The answer must consist of every line in the records below that contains the string "title".

[Records excerpted from a collection]
:::
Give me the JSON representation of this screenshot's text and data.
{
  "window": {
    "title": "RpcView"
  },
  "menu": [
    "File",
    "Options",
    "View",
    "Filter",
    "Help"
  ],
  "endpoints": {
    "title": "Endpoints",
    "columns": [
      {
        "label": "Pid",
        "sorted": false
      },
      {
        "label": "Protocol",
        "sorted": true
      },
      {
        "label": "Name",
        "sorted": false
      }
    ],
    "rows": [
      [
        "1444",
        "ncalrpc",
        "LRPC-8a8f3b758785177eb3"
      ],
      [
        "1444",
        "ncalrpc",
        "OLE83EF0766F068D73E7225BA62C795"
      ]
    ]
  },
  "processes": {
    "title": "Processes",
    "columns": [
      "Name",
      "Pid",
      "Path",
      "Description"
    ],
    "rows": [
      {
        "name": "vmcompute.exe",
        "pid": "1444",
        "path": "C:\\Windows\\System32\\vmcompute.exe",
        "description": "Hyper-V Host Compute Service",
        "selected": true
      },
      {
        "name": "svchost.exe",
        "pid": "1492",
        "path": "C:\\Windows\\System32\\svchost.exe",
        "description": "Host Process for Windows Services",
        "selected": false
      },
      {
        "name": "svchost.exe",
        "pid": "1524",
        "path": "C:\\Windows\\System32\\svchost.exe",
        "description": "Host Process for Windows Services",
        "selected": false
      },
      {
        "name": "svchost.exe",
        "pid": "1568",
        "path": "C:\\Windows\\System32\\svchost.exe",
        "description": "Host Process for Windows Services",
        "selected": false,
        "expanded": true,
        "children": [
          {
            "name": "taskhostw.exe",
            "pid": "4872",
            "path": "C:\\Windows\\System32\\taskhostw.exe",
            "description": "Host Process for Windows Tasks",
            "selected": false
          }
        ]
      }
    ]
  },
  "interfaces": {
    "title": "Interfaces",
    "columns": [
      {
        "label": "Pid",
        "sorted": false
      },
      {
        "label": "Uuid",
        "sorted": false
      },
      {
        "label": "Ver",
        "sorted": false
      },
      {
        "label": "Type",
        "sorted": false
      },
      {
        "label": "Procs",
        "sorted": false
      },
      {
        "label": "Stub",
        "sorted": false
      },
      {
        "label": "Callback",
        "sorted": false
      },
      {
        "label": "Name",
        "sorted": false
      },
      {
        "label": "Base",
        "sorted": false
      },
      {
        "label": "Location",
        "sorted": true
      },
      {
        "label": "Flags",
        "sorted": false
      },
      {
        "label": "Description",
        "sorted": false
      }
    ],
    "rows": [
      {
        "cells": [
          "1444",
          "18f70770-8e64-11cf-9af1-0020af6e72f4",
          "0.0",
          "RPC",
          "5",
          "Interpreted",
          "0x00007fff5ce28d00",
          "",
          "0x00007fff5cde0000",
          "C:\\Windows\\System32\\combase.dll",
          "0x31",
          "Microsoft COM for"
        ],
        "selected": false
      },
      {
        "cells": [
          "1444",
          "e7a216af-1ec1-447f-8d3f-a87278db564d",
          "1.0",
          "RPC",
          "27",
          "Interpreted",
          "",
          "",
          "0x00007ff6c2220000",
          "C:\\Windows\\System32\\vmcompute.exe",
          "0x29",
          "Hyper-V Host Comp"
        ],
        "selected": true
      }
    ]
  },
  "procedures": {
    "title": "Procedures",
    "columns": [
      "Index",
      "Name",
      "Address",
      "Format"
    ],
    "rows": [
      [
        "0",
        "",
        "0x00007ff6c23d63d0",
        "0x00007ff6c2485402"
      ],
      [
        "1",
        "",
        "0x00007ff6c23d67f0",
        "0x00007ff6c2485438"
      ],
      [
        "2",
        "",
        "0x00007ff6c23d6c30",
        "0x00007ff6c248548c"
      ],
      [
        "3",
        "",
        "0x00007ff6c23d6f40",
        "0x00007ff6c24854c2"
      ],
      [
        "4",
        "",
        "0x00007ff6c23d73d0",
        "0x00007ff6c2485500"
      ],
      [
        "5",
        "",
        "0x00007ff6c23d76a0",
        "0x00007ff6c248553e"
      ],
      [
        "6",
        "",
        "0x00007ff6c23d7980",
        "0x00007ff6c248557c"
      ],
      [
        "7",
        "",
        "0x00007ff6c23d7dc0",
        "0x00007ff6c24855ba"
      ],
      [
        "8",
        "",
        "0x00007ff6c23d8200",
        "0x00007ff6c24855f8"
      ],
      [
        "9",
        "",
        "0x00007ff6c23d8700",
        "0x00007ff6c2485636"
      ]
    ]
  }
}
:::
Response box
    "title": "RpcView"
    "title": "Endpoints",
    "title": "Processes",
    "title": "Interfaces",
    "title": "Procedures",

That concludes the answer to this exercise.